International: Overseas, America’s universities are still regarded as the best in the world. Bolstering international recruiting can attract more students, especially in STEM fields, that offer attractive work visas after graduation.
Adding ancillary revenue can also generate funds, but usually, they are modest. Colleges have added farm stands, outdoor adventure programs, and employee training programs for local businesses. The exception is healthcare, where revenue from university hospital systems often exceeds tuition and state funding.
Dynamic pricing is an emerging opportunity. The concept is to know your cost and align scholarships with the margin available by discipline and facility. Remember that the cost of an additional student varies widely by program. One more nursing student could cost hundreds of thousands of dollars since most nursing courses run full, and the accreditor caps their size. One more student may require adding sections to almost every class and certainly to expensive clinical experiences.
One more History student probably costs you nothing for instruction, as they can fit into existing classes and sections. But the 20th new History student might require a slate of new sections, faculty, and costs. Dynamic pricing uses discounts to fill classes but not overfill them. It offers just the right number of scholarships to attract students without overpaying. It is a relatively new field that will benefit from advanced cost models and machine learning models to optimize scholarships.
Some of these growth strategies can take you far afield. Let’s discuss a growth strategy close to higher education’s core: academic program innovation.
You need solid data on program markets and economics to make sound decisions on programs to Start or Grow. If the impetus for a new program is instinct, a stakeholder, or a local employer’s needs, the results can be disastrous. One community college built an optics lab at the request of local employers. $500,000 later, they had five students enrolled.
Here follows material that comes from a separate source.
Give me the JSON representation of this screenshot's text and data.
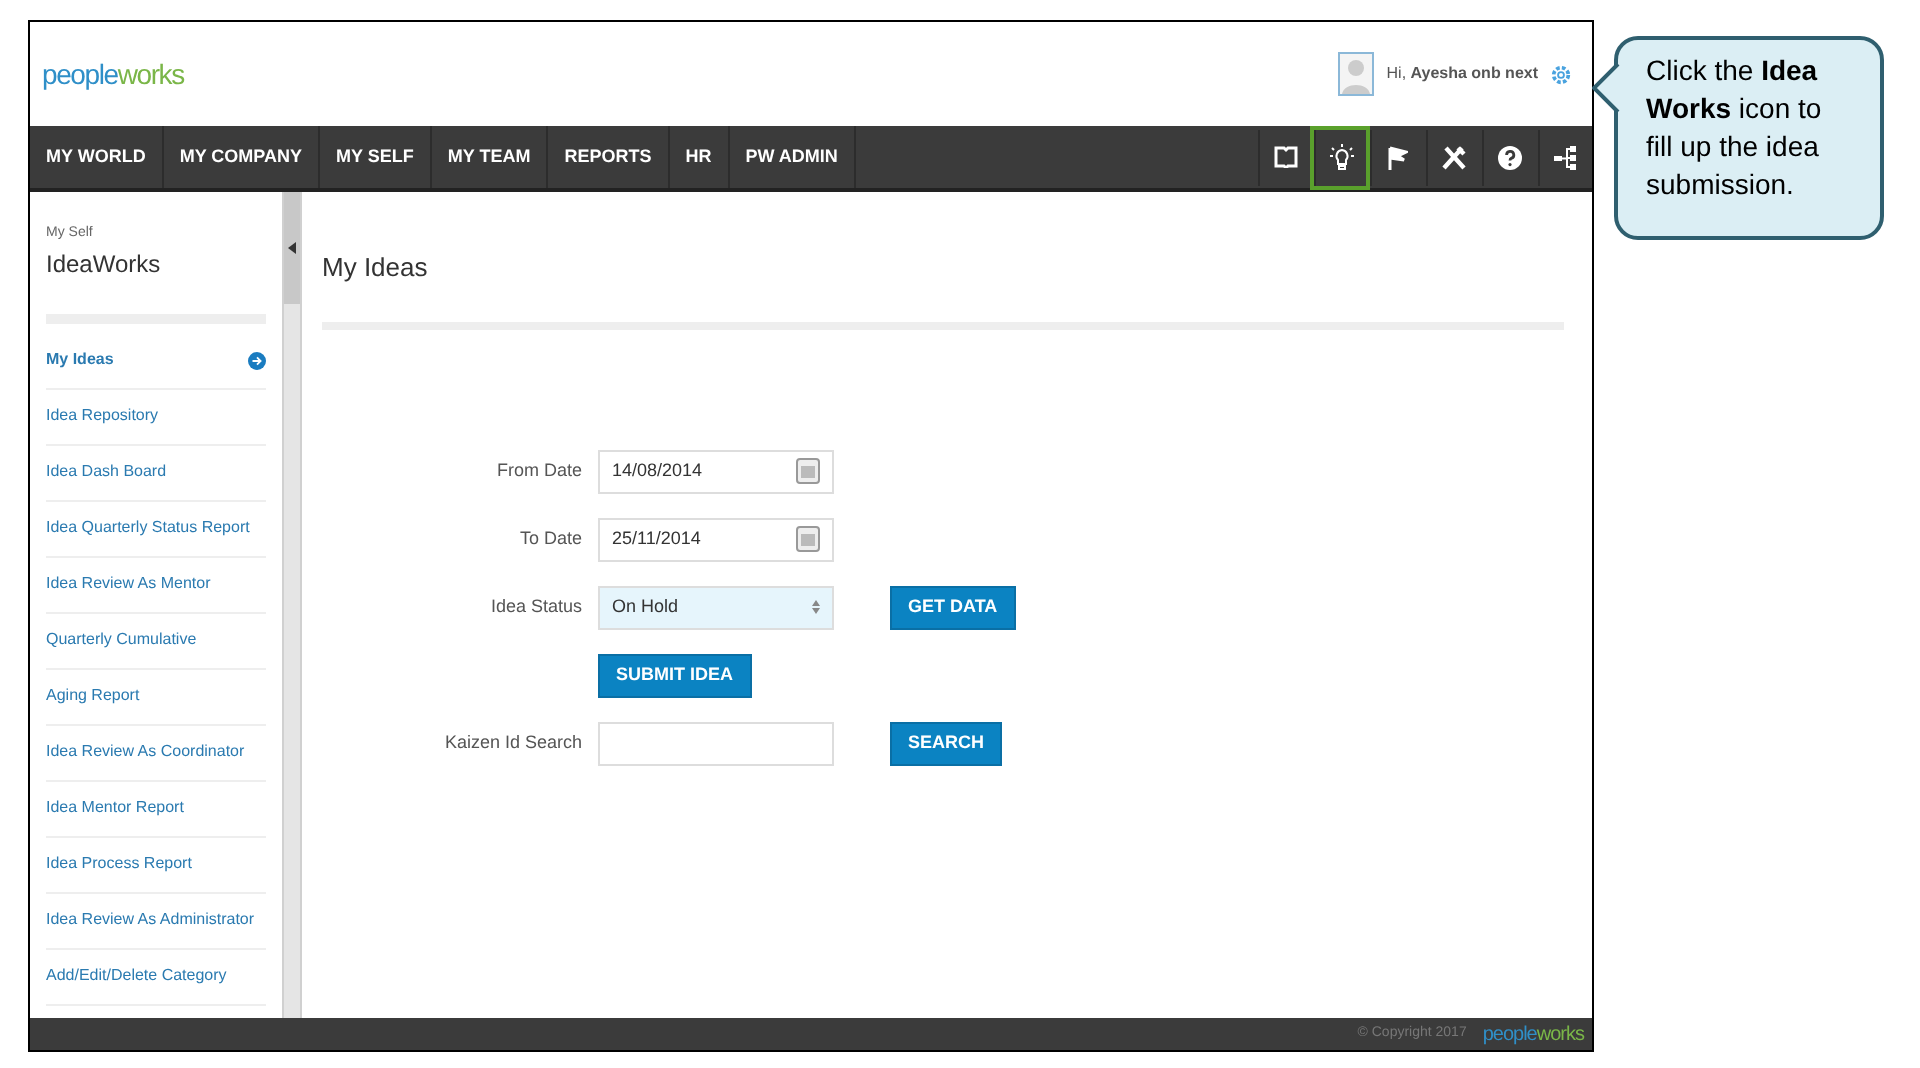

The results can be transformational, with the right data and program evaluation process. For example, the women’s college I mentioned grew primarily through program innovation.
Not all new programs have to involve major investments in new courses, faculty, or facilities. At one client, the provost, registrar, and faculty worked together to create interdisciplinary programs that are largely remixes of existing courses. For example, a new music production program combines courses in music, technology, and business with no new courses or faculty required.
Right now, there is a once-in-decade opportunity for growth: AI programs.
I appeal to you to act. We will not win the long competition against China with fewer college- educated people. We will not heal the breaches in our society with fewer citizens who can discern truth from fiction and tolerate views, ethnicities, and genders that differ from their own. The US needs college-educated citizens and workers.
Do not accept excuses for decline. Universities of all kinds have found ways to grow. Learn from them.
Growth is possible – and necessary. But growth requires leadership. It requires innovation and good data to help you select the right innovations. Most of all, it requires strength of will and constancy of purpose.
Time is not your friend. Do not wait to get started. If enrollment is declining, your resources will shrink, and your choices will get worse with each passing day.